• Exercise prompt
You are asked to write out the full listing exactly as it stands.

--- START ---

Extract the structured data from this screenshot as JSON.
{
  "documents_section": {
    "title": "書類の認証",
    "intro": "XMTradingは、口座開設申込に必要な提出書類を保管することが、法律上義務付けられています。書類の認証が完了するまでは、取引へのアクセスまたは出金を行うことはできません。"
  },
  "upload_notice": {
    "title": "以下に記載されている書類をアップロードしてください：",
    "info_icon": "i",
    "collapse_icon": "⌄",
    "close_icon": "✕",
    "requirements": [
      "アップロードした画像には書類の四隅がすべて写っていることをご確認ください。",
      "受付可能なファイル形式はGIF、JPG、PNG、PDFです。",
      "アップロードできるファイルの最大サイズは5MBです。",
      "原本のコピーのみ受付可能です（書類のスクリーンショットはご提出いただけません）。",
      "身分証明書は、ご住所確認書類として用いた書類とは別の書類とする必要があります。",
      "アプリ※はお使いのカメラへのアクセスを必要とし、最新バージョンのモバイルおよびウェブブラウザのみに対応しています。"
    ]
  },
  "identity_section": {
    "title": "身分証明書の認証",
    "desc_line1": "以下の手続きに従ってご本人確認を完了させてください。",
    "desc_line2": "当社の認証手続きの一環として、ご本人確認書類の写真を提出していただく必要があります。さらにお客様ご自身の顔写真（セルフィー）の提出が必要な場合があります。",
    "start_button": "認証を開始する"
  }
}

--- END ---

• Task response
Extract the structured data from this screenshot as JSON.
{
  "documents_section": {
    "title": "書類の認証",
    "intro": "XMTradingは、口座開設申込に必要な提出書類を保管することが、法律上義務付けられています。書類の認証が完了するまでは、取引へのアクセスまたは出金を行うことはできません。"
  },
  "upload_notice": {
    "title": "以下に記載されている書類をアップロードしてください：",
    "info_icon": "i",
    "collapse_icon": "⌄",
    "close_icon": "✕",
    "requirements": [
      "アップロードした画像には書類の四隅がすべて写っていることをご確認ください。",
      "受付可能なファイル形式はGIF、JPG、PNG、PDFです。",
      "アップロードできるファイルの最大サイズは5MBです。",
      "原本のコピーのみ受付可能です（書類のスクリーンショットはご提出いただけません）。",
      "身分証明書は、ご住所確認書類として用いた書類とは別の書類とする必要があります。",
      "アプリ※はお使いのカメラへのアクセスを必要とし、最新バージョンのモバイルおよびウェブブラウザのみに対応しています。"
    ]
  },
  "identity_section": {
    "title": "身分証明書の認証",
    "desc_line1": "以下の手続きに従ってご本人確認を完了させてください。",
    "desc_line2": "当社の認証手続きの一環として、ご本人確認書類の写真を提出していただく必要があります。さらにお客様ご自身の顔写真（セルフィー）の提出が必要な場合があります。",
    "start_button": "認証を開始する"
  }
}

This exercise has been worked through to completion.